The January Guelph Movie Club presentation of The Matrix marks our third birthday. That’s right. Three years ago this month, I stood at the front of The Cinema and announced that yes, Guelph Movie Club was a thing, a movie thing where we showed movies, movies we loved that deserved another turn on the big screen. Then we watched Ghostbusters.

This month, we’re showing The Matrix. At least four of you are saying – this very second – that the two sequels ruin the movie for you. And, the Wachowskis haven’t made anything good since. And, so on.

To you I say, “Cool your jets.” Come back with me to the magical year of 1999. It was a simpler time before George W. Bush and Survivor. If, like me, you saw this during its original theatrical run, then this might have been a movie that came out of nowhere and blew your socks off. It might not seem like it now because a million movies have aped its tropes, but The Matrix stands up as something kinda special.

And kinda special movies are what Guelph Movie Club is all about. So, join us on January 28th at 9:00 at The Bookshelf Cinema. I promise to make at least one kung fu joke, and, if someone reminds me, tell you the story about the first time I saw The Matrix in theatre.

If you’re new to Guelph Movie Club, here’s how it works. At each of our screenings, we ask for suggestions. We turn those suggestions into polls. Those polls decide what goes up on the screen each month. Here's our Oscar snub poll. We'll announce the results at the screening of The Matrix.

Which Oscar Snub Should We Honour with a Guelph Movie Club Showing?

Some other things you might want to know:

· We’re on Twitter
· And Facebook

It’s Guelph Movie Club’s third birthday! Come see a movie. Find out if we get that new bike we’ve been asking for.

Til then, see you at the movies.


Saturday, January 9, 2016


Dalton Trumbo was one of the heroes of the McCarthy dark ages when being a communist was enough to have you incarcerated. As one of The Hollywood Ten (and probably Hollywood’s most successful screenwriter) he refused to testify before The House of American Activities – or, in other words, he refused to snitch on any of his friends who may have had communist membership or even leanings. For this he was blacklisted until the 60’s, and in 1950 spent 11 months in a federal penitentiary.

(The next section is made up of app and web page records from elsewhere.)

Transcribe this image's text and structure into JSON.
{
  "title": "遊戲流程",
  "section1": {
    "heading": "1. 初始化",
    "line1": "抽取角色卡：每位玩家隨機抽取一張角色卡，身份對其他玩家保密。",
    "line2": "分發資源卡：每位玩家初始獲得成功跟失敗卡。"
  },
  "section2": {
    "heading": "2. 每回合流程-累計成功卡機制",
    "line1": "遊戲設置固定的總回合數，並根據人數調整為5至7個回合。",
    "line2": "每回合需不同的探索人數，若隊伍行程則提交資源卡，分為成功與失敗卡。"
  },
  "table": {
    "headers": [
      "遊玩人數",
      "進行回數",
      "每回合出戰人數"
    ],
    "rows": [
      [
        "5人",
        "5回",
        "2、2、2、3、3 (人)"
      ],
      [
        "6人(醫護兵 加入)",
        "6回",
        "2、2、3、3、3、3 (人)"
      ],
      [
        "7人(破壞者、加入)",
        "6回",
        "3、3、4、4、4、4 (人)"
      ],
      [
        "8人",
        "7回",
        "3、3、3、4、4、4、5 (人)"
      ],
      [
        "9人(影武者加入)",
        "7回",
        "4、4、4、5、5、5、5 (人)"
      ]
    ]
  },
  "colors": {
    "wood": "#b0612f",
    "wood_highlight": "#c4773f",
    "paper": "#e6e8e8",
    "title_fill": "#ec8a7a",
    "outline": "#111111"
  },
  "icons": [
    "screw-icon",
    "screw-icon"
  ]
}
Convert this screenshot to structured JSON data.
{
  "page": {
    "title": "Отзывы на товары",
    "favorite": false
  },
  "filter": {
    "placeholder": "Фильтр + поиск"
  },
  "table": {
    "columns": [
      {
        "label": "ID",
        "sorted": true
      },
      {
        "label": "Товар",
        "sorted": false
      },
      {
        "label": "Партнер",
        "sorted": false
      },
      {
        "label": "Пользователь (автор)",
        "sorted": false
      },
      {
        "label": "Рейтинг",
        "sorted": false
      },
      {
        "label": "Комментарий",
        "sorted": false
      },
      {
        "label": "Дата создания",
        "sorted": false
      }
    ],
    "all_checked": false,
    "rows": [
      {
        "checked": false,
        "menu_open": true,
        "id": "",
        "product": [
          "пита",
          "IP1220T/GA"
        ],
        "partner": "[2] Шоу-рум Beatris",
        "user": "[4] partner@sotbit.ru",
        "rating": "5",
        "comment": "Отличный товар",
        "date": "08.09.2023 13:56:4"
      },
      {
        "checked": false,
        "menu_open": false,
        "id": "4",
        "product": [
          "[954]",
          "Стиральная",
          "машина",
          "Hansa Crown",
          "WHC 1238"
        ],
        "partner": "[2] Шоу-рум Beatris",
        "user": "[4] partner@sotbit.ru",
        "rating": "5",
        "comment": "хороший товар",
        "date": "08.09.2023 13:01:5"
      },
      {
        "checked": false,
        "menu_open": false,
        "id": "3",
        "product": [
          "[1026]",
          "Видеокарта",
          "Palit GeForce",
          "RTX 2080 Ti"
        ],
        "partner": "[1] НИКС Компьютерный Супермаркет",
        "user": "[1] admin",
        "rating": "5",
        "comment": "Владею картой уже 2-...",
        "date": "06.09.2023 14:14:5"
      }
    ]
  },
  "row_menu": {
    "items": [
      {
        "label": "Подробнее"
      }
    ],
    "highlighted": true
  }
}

There is a lot that I didn’t understand about that era even though at the time I immersed myself in my mother’s Screen Gem magazines. Trumbo is really worth seeing for a number of reasons, the least of which is an amazing performance by Helen Mirren playing Hedda Hopper, gossip columnist extraordinaire. And Brian Cranston is very believable and likable as Trumbo. He is portrayed as a person who puts his money where his mouth is. But the thing that really hit home for me was how easily the culture of fear, which is taking place presently in American politics, can be so quickly spread and how easily it can infect both the corridors of power and those of us outside that system. We’re bringing this movie back for a reason. Don’t miss it if you haven’t seen it.

- Barb